WHAT YOU HAVE TO DO:
Please print the records below exactly as they are written.
Top of LISTED RECORDS
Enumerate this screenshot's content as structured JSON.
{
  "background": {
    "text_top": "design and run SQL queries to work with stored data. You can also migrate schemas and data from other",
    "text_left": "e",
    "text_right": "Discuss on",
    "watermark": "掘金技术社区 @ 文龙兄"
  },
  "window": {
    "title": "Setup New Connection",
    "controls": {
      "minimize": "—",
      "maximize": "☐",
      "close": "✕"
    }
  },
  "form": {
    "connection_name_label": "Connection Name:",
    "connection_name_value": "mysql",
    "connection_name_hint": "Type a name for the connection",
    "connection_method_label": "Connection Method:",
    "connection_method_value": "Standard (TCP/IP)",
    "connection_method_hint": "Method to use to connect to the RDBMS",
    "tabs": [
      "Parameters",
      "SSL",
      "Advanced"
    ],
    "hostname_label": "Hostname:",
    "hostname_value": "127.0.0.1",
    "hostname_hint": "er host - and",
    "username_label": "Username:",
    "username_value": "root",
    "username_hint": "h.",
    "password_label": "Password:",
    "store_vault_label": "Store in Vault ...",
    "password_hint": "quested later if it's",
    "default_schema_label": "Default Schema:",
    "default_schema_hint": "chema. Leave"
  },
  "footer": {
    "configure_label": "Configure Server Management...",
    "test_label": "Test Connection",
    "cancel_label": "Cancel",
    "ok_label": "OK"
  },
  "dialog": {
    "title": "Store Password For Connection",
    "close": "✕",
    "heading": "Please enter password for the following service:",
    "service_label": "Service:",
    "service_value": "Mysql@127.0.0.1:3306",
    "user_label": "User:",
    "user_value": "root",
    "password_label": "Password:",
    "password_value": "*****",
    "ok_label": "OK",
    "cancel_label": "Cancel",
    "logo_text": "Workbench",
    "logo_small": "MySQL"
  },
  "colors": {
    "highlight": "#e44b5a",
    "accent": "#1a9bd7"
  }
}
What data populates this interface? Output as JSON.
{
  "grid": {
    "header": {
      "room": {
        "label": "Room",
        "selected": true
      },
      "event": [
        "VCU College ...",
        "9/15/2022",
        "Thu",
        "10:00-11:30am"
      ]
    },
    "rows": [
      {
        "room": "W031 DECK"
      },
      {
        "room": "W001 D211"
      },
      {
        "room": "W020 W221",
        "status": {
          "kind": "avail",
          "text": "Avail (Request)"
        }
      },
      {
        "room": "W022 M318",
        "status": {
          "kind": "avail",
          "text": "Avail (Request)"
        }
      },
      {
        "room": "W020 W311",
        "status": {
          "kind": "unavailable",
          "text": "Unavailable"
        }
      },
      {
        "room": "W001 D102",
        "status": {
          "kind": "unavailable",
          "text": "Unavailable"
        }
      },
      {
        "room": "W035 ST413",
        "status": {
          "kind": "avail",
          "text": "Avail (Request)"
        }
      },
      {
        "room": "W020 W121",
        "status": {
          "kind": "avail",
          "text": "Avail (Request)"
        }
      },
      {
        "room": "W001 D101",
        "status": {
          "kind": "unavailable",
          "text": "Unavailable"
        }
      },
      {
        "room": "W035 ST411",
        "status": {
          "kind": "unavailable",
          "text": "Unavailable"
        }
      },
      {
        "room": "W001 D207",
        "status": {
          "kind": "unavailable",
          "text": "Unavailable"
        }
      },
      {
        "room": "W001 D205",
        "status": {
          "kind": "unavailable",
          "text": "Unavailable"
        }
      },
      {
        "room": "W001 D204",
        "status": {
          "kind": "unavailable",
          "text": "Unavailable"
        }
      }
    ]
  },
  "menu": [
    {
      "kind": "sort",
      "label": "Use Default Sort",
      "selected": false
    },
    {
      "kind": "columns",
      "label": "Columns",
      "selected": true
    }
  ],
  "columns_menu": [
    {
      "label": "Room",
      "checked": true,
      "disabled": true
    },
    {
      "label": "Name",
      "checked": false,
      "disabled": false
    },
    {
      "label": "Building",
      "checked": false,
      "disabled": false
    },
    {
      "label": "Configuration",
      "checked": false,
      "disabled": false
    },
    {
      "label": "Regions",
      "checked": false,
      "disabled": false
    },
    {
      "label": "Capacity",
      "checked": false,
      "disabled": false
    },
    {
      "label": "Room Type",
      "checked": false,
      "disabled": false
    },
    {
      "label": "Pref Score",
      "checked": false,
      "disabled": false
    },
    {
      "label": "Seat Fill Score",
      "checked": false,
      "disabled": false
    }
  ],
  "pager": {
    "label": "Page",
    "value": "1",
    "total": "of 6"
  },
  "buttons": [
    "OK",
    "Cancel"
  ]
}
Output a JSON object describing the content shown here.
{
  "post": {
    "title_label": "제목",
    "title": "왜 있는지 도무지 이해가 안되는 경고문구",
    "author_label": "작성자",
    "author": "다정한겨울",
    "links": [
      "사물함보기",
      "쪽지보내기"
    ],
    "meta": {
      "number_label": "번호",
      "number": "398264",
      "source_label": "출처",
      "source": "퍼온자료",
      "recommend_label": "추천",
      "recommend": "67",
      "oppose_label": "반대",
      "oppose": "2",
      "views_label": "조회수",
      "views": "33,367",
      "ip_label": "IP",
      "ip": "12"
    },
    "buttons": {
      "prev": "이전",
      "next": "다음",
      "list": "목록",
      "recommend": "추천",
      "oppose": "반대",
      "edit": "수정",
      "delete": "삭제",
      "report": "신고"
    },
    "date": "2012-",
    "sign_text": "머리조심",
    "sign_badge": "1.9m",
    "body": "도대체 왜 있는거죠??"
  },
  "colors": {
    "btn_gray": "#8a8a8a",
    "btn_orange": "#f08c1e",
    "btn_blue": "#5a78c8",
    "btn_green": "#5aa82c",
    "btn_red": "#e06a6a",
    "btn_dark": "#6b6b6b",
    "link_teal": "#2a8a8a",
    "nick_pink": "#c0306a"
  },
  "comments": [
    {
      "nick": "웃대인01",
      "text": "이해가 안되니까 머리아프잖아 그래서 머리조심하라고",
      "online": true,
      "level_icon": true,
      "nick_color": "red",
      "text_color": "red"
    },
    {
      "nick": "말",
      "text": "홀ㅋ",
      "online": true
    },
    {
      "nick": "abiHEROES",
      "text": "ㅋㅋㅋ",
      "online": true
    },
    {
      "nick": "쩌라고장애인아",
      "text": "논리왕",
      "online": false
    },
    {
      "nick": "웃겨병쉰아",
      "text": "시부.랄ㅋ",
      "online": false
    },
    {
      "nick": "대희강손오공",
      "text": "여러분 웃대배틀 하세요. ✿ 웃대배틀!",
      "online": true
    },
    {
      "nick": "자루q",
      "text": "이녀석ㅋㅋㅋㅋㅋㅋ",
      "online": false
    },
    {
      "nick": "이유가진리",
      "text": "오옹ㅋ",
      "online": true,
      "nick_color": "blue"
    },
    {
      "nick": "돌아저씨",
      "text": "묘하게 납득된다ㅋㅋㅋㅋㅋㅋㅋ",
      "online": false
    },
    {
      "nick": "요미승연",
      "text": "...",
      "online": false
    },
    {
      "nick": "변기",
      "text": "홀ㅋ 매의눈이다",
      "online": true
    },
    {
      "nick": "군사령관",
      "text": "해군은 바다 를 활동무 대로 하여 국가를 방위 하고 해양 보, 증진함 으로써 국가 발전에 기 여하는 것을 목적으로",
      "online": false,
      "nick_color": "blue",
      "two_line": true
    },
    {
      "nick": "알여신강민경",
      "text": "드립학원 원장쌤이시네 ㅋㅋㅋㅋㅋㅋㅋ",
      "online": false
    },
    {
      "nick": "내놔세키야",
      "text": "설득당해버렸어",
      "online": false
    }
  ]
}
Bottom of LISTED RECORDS
REPLY TO THE EXERCISE:
Enumerate this screenshot's content as structured JSON.
{
  "background": {
    "text_top": "design and run SQL queries to work with stored data. You can also migrate schemas and data from other",
    "text_left": "e",
    "text_right": "Discuss on",
    "watermark": "掘金技术社区 @ 文龙兄"
  },
  "window": {
    "title": "Setup New Connection",
    "controls": {
      "minimize": "—",
      "maximize": "☐",
      "close": "✕"
    }
  },
  "form": {
    "connection_name_label": "Connection Name:",
    "connection_name_value": "mysql",
    "connection_name_hint": "Type a name for the connection",
    "connection_method_label": "Connection Method:",
    "connection_method_value": "Standard (TCP/IP)",
    "connection_method_hint": "Method to use to connect to the RDBMS",
    "tabs": [
      "Parameters",
      "SSL",
      "Advanced"
    ],
    "hostname_label": "Hostname:",
    "hostname_value": "127.0.0.1",
    "hostname_hint": "er host - and",
    "username_label": "Username:",
    "username_value": "root",
    "username_hint": "h.",
    "password_label": "Password:",
    "store_vault_label": "Store in Vault ...",
    "password_hint": "quested later if it's",
    "default_schema_label": "Default Schema:",
    "default_schema_hint": "chema. Leave"
  },
  "footer": {
    "configure_label": "Configure Server Management...",
    "test_label": "Test Connection",
    "cancel_label": "Cancel",
    "ok_label": "OK"
  },
  "dialog": {
    "title": "Store Password For Connection",
    "close": "✕",
    "heading": "Please enter password for the following service:",
    "service_label": "Service:",
    "service_value": "Mysql@127.0.0.1:3306",
    "user_label": "User:",
    "user_value": "root",
    "password_label": "Password:",
    "password_value": "*****",
    "ok_label": "OK",
    "cancel_label": "Cancel",
    "logo_text": "Workbench",
    "logo_small": "MySQL"
  },
  "colors": {
    "highlight": "#e44b5a",
    "accent": "#1a9bd7"
  }
}
What data populates this interface? Output as JSON.
{
  "grid": {
    "header": {
      "room": {
        "label": "Room",
        "selected": true
      },
      "event": [
        "VCU College ...",
        "9/15/2022",
        "Thu",
        "10:00-11:30am"
      ]
    },
    "rows": [
      {
        "room": "W031 DECK"
      },
      {
        "room": "W001 D211"
      },
      {
        "room": "W020 W221",
        "status": {
          "kind": "avail",
          "text": "Avail (Request)"
        }
      },
      {
        "room": "W022 M318",
        "status": {
          "kind": "avail",
          "text": "Avail (Request)"
        }
      },
      {
        "room": "W020 W311",
        "status": {
          "kind": "unavailable",
          "text": "Unavailable"
        }
      },
      {
        "room": "W001 D102",
        "status": {
          "kind": "unavailable",
          "text": "Unavailable"
        }
      },
      {
        "room": "W035 ST413",
        "status": {
          "kind": "avail",
          "text": "Avail (Request)"
        }
      },
      {
        "room": "W020 W121",
        "status": {
          "kind": "avail",
          "text": "Avail (Request)"
        }
      },
      {
        "room": "W001 D101",
        "status": {
          "kind": "unavailable",
          "text": "Unavailable"
        }
      },
      {
        "room": "W035 ST411",
        "status": {
          "kind": "unavailable",
          "text": "Unavailable"
        }
      },
      {
        "room": "W001 D207",
        "status": {
          "kind": "unavailable",
          "text": "Unavailable"
        }
      },
      {
        "room": "W001 D205",
        "status": {
          "kind": "unavailable",
          "text": "Unavailable"
        }
      },
      {
        "room": "W001 D204",
        "status": {
          "kind": "unavailable",
          "text": "Unavailable"
        }
      }
    ]
  },
  "menu": [
    {
      "kind": "sort",
      "label": "Use Default Sort",
      "selected": false
    },
    {
      "kind": "columns",
      "label": "Columns",
      "selected": true
    }
  ],
  "columns_menu": [
    {
      "label": "Room",
      "checked": true,
      "disabled": true
    },
    {
      "label": "Name",
      "checked": false,
      "disabled": false
    },
    {
      "label": "Building",
      "checked": false,
      "disabled": false
    },
    {
      "label": "Configuration",
      "checked": false,
      "disabled": false
    },
    {
      "label": "Regions",
      "checked": false,
      "disabled": false
    },
    {
      "label": "Capacity",
      "checked": false,
      "disabled": false
    },
    {
      "label": "Room Type",
      "checked": false,
      "disabled": false
    },
    {
      "label": "Pref Score",
      "checked": false,
      "disabled": false
    },
    {
      "label": "Seat Fill Score",
      "checked": false,
      "disabled": false
    }
  ],
  "pager": {
    "label": "Page",
    "value": "1",
    "total": "of 6"
  },
  "buttons": [
    "OK",
    "Cancel"
  ]
}
Output a JSON object describing the content shown here.
{
  "post": {
    "title_label": "제목",
    "title": "왜 있는지 도무지 이해가 안되는 경고문구",
    "author_label": "작성자",
    "author": "다정한겨울",
    "links": [
      "사물함보기",
      "쪽지보내기"
    ],
    "meta": {
      "number_label": "번호",
      "number": "398264",
      "source_label": "출처",
      "source": "퍼온자료",
      "recommend_label": "추천",
      "recommend": "67",
      "oppose_label": "반대",
      "oppose": "2",
      "views_label": "조회수",
      "views": "33,367",
      "ip_label": "IP",
      "ip": "12"
    },
    "buttons": {
      "prev": "이전",
      "next": "다음",
      "list": "목록",
      "recommend": "추천",
      "oppose": "반대",
      "edit": "수정",
      "delete": "삭제",
      "report": "신고"
    },
    "date": "2012-",
    "sign_text": "머리조심",
    "sign_badge": "1.9m",
    "body": "도대체 왜 있는거죠??"
  },
  "colors": {
    "btn_gray": "#8a8a8a",
    "btn_orange": "#f08c1e",
    "btn_blue": "#5a78c8",
    "btn_green": "#5aa82c",
    "btn_red": "#e06a6a",
    "btn_dark": "#6b6b6b",
    "link_teal": "#2a8a8a",
    "nick_pink": "#c0306a"
  },
  "comments": [
    {
      "nick": "웃대인01",
      "text": "이해가 안되니까 머리아프잖아 그래서 머리조심하라고",
      "online": true,
      "level_icon": true,
      "nick_color": "red",
      "text_color": "red"
    },
    {
      "nick": "말",
      "text": "홀ㅋ",
      "online": true
    },
    {
      "nick": "abiHEROES",
      "text": "ㅋㅋㅋ",
      "online": true
    },
    {
      "nick": "쩌라고장애인아",
      "text": "논리왕",
      "online": false
    },
    {
      "nick": "웃겨병쉰아",
      "text": "시부.랄ㅋ",
      "online": false
    },
    {
      "nick": "대희강손오공",
      "text": "여러분 웃대배틀 하세요. ✿ 웃대배틀!",
      "online": true
    },
    {
      "nick": "자루q",
      "text": "이녀석ㅋㅋㅋㅋㅋㅋ",
      "online": false
    },
    {
      "nick": "이유가진리",
      "text": "오옹ㅋ",
      "online": true,
      "nick_color": "blue"
    },
    {
      "nick": "돌아저씨",
      "text": "묘하게 납득된다ㅋㅋㅋㅋㅋㅋㅋ",
      "online": false
    },
    {
      "nick": "요미승연",
      "text": "...",
      "online": false
    },
    {
      "nick": "변기",
      "text": "홀ㅋ 매의눈이다",
      "online": true
    },
    {
      "nick": "군사령관",
      "text": "해군은 바다 를 활동무 대로 하여 국가를 방위 하고 해양 보, 증진함 으로써 국가 발전에 기 여하는 것을 목적으로",
      "online": false,
      "nick_color": "blue",
      "two_line": true
    },
    {
      "nick": "알여신강민경",
      "text": "드립학원 원장쌤이시네 ㅋㅋㅋㅋㅋㅋㅋ",
      "online": false
    },
    {
      "nick": "내놔세키야",
      "text": "설득당해버렸어",
      "online": false
    }
  ]
}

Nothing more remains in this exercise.